Here’s How Much a 1973 Chevrolet Camaro Z28 Costs Today
The 1960s and early 1970s were the golden age of muscle cars in American automotive history. Before fuel prices skyrocketed and left them scrambling for fuel efficiency, major auto companies were all focused on bringing out the most muscular pony cars that would leave their rivals in the dust. Leading the pack in popularity has always been the first muscle car to arrive, the Ford Mustang, but Ford’s rivals have not handed it that title easily. And General Motors’ main competitor to the Mustang was the Chevrolet Camaro.
The first generation ran from 1967 to 1969, while the second generation ran from 1970 to 1981. It was later replaced by the third generation which ran from 1982 to 1992, and then the fourth generation from 1993 to 2002.
Finally, there was the fifth generation from 2003 to 2015 and the sixth and current generation which raced from 2016 to present. And while the Camaro never overtook the Mustang as General Motors executives had hoped, it has become a cultural icon in its own right. He has a long history of film appearances, most notably as the character Bumblebee in the Transformers franchise, and is considered one of the great examples of the classic muscle car era.
The Chevrolet Camaro Z/28 made a name for itself as a race-focused performance package on the original Chevrolet Camaro, and its second-generation incarnation is just as peppy.
The 1973 Chevrolet Camaro Z28: The Z28 Story
When Chevrolet put the Camaro on sale, they offered it in a variety of trim levels, just like you’ll find on most cars today. The SS (Super Sport) and RS (Rally Sport) were both popular appearance and performance packages, but there was another that few people knew about. This performance package was unadvertised and was hidden in the catalog; only true enthusiasts knew what to ask for. To that end, he didn’t even have a fancy name. The Z/28 moniker simply comes from Chevrolet’s internal code for the performance package, RPO Z28.
The Z/28 was an even more powerful trim level than the standard Camaro, as it was a Camaro specifically designed for track racing. Although Chevrolet does not advertise it, the Z/28 legend has spread among performance enthusiasts by word of mouth. It was so successful that Chevrolet continued to offer the Z/28 into the second generation and beyond, selling the performance package from the Camaro’s introduction until 1974, before bringing it back in 1977.

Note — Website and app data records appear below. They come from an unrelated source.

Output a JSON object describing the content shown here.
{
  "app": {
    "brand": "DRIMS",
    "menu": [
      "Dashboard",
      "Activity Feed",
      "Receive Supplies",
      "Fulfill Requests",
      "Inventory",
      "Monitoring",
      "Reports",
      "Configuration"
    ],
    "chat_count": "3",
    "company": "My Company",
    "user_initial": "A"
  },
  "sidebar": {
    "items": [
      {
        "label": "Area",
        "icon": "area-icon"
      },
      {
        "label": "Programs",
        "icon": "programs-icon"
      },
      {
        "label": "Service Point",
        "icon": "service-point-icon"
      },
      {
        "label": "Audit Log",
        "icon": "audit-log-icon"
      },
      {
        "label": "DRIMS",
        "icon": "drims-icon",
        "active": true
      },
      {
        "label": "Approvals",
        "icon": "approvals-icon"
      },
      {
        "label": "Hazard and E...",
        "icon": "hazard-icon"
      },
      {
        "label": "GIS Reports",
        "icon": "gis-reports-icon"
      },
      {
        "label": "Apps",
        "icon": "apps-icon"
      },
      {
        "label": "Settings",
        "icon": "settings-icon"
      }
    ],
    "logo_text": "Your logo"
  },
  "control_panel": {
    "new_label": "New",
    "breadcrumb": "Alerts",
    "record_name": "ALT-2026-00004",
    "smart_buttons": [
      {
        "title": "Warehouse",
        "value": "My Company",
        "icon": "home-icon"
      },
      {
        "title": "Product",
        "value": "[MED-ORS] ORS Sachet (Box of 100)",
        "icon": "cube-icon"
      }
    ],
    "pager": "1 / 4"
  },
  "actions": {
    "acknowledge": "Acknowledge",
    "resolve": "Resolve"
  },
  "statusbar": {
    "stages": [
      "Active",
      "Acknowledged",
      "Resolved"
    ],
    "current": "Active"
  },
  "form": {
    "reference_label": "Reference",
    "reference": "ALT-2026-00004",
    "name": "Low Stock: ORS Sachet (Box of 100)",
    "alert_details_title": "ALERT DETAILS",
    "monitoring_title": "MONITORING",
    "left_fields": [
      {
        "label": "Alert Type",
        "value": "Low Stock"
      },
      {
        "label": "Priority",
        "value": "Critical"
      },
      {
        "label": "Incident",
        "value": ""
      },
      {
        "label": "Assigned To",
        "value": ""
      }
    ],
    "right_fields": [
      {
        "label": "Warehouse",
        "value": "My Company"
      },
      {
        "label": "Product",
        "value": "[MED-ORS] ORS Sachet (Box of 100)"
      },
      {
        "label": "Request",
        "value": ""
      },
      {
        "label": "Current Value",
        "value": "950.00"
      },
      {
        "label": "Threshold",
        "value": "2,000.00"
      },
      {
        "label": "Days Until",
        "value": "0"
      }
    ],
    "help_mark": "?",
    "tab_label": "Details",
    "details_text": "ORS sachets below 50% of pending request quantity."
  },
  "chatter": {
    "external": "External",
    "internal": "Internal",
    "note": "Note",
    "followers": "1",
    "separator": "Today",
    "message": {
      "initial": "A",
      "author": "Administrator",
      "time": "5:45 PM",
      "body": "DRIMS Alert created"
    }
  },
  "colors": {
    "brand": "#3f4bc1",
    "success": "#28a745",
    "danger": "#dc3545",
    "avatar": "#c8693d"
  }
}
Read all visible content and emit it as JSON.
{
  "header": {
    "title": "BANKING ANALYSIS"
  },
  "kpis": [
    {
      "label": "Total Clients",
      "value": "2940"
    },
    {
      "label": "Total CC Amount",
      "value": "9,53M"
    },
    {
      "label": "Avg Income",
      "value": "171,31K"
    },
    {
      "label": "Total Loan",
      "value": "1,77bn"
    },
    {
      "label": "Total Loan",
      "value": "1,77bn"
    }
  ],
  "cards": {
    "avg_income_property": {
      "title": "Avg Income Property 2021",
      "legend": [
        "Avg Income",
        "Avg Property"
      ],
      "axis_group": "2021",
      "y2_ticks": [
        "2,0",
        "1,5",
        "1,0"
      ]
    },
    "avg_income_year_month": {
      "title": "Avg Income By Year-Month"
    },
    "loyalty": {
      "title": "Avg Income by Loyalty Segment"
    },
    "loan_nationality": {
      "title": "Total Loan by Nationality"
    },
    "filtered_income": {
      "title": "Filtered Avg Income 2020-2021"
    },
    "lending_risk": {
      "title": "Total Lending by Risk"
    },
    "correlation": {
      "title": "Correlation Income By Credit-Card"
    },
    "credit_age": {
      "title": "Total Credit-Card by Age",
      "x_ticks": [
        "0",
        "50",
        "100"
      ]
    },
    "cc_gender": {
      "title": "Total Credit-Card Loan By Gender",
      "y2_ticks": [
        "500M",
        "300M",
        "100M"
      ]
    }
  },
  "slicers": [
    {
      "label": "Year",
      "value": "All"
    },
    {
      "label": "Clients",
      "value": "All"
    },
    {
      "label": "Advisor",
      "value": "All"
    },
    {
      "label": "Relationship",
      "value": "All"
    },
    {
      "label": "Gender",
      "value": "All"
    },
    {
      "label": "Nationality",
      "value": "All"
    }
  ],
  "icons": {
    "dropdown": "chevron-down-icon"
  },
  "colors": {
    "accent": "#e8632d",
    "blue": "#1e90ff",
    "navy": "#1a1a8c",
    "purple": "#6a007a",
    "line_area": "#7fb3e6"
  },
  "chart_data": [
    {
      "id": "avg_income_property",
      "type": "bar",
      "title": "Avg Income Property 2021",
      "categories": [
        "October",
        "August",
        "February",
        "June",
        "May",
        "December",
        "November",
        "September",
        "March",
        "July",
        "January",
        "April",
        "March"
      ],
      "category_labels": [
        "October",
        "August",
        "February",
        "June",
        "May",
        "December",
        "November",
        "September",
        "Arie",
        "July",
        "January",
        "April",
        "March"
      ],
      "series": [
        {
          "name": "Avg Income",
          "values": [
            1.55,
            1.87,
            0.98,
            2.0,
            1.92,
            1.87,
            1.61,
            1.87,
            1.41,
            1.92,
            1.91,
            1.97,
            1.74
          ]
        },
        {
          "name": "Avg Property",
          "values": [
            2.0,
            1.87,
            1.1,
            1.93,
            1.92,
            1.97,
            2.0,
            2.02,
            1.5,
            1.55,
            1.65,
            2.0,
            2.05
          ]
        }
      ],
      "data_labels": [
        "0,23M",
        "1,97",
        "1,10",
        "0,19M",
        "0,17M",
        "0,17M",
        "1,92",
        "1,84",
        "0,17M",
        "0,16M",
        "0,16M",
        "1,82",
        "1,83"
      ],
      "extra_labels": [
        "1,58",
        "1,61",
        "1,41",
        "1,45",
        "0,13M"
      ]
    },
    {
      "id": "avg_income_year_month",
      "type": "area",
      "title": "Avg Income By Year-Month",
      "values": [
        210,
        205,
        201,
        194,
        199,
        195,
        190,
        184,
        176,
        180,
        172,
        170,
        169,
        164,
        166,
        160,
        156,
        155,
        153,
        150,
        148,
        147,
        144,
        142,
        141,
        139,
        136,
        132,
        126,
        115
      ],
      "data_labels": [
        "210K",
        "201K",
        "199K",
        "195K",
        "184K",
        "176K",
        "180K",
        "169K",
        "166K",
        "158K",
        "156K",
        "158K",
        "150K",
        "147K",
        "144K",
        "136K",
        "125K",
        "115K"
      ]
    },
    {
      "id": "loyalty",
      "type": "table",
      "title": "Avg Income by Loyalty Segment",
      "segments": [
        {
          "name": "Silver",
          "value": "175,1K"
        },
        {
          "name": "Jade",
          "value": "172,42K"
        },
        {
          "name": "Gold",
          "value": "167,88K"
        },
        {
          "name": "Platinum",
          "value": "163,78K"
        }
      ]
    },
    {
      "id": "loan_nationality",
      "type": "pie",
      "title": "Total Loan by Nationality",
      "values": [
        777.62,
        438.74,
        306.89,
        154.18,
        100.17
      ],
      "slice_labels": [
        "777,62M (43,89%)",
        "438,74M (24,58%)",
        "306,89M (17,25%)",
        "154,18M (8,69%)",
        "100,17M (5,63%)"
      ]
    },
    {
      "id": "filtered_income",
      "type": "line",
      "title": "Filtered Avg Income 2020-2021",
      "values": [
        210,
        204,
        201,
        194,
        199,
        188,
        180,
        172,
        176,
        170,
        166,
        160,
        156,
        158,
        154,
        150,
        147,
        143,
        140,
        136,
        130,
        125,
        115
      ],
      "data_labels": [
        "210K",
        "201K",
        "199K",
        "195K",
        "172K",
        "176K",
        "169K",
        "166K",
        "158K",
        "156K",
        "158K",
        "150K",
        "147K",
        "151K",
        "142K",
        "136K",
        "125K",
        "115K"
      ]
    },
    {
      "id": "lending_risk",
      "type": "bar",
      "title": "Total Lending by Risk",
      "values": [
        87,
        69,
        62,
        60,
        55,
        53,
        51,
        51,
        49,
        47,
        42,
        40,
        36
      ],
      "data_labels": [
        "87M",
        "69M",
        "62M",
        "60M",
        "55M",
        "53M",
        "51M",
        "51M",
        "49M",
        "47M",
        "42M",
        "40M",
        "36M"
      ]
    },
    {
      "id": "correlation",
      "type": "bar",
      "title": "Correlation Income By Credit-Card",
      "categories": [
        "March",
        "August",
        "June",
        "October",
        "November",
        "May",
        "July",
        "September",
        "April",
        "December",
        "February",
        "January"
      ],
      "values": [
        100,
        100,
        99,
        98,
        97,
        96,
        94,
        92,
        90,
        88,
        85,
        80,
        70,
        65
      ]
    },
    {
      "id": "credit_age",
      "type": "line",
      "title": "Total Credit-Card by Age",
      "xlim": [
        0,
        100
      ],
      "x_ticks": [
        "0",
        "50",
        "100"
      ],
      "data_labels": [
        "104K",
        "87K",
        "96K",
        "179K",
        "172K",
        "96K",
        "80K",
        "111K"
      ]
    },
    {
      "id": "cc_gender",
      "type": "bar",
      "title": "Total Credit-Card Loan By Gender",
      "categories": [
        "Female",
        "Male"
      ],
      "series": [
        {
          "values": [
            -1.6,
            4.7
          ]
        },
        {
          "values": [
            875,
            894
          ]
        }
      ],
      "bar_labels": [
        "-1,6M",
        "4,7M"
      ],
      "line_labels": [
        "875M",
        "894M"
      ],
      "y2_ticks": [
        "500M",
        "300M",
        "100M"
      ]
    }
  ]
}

1973 Chevrolet Camaro Z28 Specs
The 1973 Chevrolet Camaro Z/28 features a naturally aspirated 5.7-liter version of General Motors’ famous Chevrolet small-block V8. That gives it a claimed 245 horsepower at 5,200 rpm and 280 lb-ft of torque at 4,000 rpm. In practice, however, Chevrolet underestimated the Camaro’s horsepower, and the 1973 Z/28 can reach 360 horsepower. With that power, it goes from zero to sixty miles per hour in 6.5 seconds and has a top speed of 125 miles per hour.
Despite the understated horsepower which is, unfortunately, a decrease in performance over the original Z/28, as in 1973 the muscle car era was waning in the face of rising fuel prices. The Camaro wasn’t the only muscle car to suffer, as the second-generation Mustang was infamously criticized as a drop in quality from the original. But don’t let that make you think the Z/28 isn’t a serious performance car, it’s still great fun on the track or on the road. As a bonus, the 1973 edition was the first model of the Camaro Z/28 to offer air conditioning.
The cost of the 1973 Chevrolet Camaro Z28
The original MSRP of a new 1973 Chevrolet Camaro Z/28 was $3,713, which equates to a quite reasonable $23,726 in today’s money. You can expect a classic muscle car to sell for a lot more than that now, but there’s good news if you’re in the market for one. The first generation Z/28s are the most sought after, while the second generation is somewhat overlooked and the price goes down year by year.
According to Hagerty, the average cost of a 1973 Chevrolet Camaro Z/28 is only $29,500. What you’ll end up paying naturally will vary depending on the condition of the Camaro you’re looking at, and you can easily end up paying a lot more or less than that. Of course, the downside of the 1973 model is that you get a model with less performance than the first generation, but that doesn’t make the 1973 model any less of a classic muscle car.
This is the coolest feature of the 2015 Chevrolet Camaro Z/28
About the Author